2. Eigen values: The value of the Eigen values in canonical correlation are considered as approximately being equal to the square of the value. The Eigen values basically reflect the proportion of the variance in the canonical variate, which is explained by the canonical correlation that relates to the two sets of variables.
3. Canonical Weight: The other name for canonical weight is the canonical coefficient. The canonical weight in canonical correlation must first be standardized. It is then used to assess the relative importance of the contribution of the individual’s variable.
4. Canonical communality coefficient: This coefficient in canonical correlation is defined as the sum of the squared structure coefficients for the given type of variable.
5. Redundancy coefficient, d: This coefficient in canonical correlation basically measures the percent of the variance of the original variables of one set that is predicted from the other sets.
6. Likelihood ratio test: This significance test in canonical correlation is used to carry out the significance test of all the sources of the linear relationship between the two canonical variables.
There are certain assumptions that are made by the researcher for conducting canonical correlation. They are as follows:
1. It is assumed that the interval type of data is used to carry out canonical correlation.
2. It is assumed in canonical correlation that the relationships should be linear in nature.
3. It is assumed that there should be low multicollinearity in the data while performing canonical correlation. If the two sets of data are highly inter-correlated, then the coefficient of the canonical correlation is unstable.
4. There should be unrestricted variance in canonical correlation.
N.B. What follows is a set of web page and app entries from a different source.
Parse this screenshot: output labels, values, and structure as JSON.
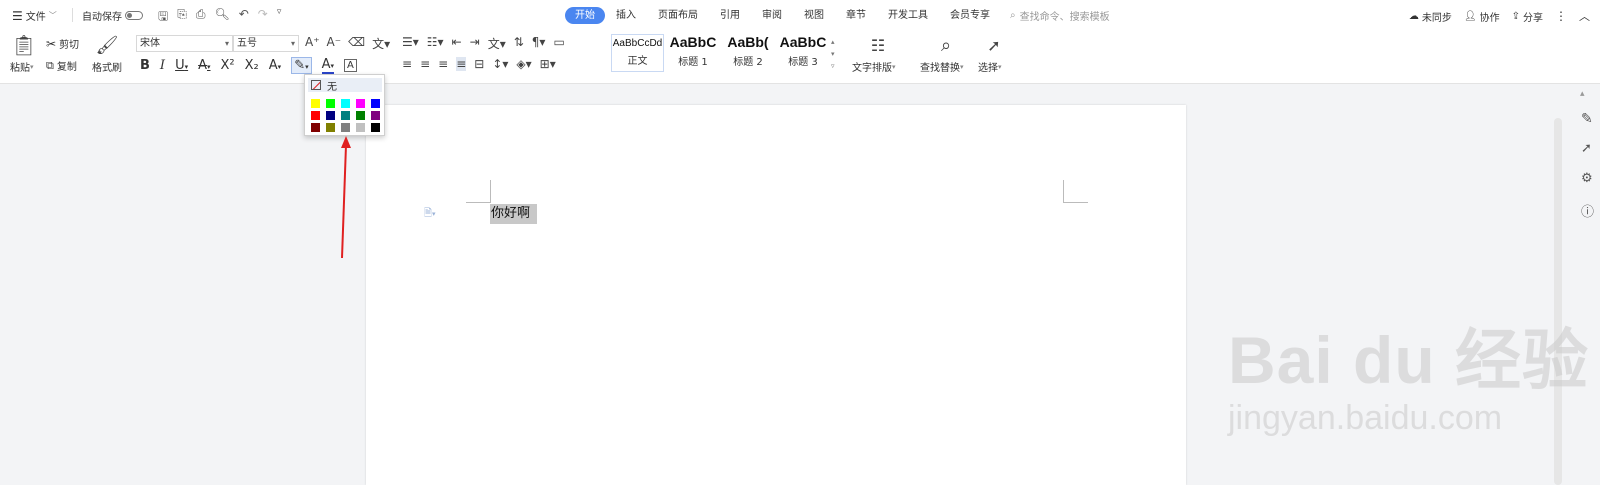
{
  "topbar": {
    "menu_label": "文件",
    "autosave_label": "自动保存",
    "tabs": [
      "开始",
      "插入",
      "页面布局",
      "引用",
      "审阅",
      "视图",
      "章节",
      "开发工具",
      "会员专享"
    ],
    "search_placeholder": "查找命令、搜索模板",
    "sync_label": "未同步",
    "collab_label": "协作",
    "share_label": "分享"
  },
  "ribbon": {
    "paste_label": "粘贴",
    "cut_label": "剪切",
    "copy_label": "复制",
    "format_painter_label": "格式刷",
    "font_name": "宋体",
    "font_size": "五号",
    "styles": [
      {
        "sample": "AaBbCcDd",
        "name": "正文"
      },
      {
        "sample": "AaBbC",
        "name": "标题 1"
      },
      {
        "sample": "AaBb(",
        "name": "标题 2"
      },
      {
        "sample": "AaBbC",
        "name": "标题 3"
      }
    ],
    "text_layout_label": "文字排版",
    "find_replace_label": "查找替换",
    "select_label": "选择"
  },
  "highlight_popup": {
    "none_label": "无",
    "colors": [
      [
        "#ffff00",
        "#00ff00",
        "#00ffff",
        "#ff00ff",
        "#0000ff"
      ],
      [
        "#ff0000",
        "#000080",
        "#008080",
        "#008000",
        "#800080"
      ],
      [
        "#800000",
        "#808000",
        "#808080",
        "#c0c0c0",
        "#000000"
      ]
    ]
  },
  "document": {
    "text": "你好啊"
  },
  "watermark": {
    "main": "Bai du 经验",
    "sub": "jingyan.baidu.com"
  },
  "colors": {
    "accent": "#4a86f0",
    "arrow": "#e02020",
    "selection": "#c8c8c8"
  }
}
If the variance is not unrestricted, then this might make the canonical correlation look unstable.
Most researchers think that canonical correlation is computed in SPSS. However, canonical correlation is obtained while computing MANOVA in SPSS. In MANOVA, canonical correlation is used in data sets where one refers to the one set of variables as the dependent and the other as the covariates.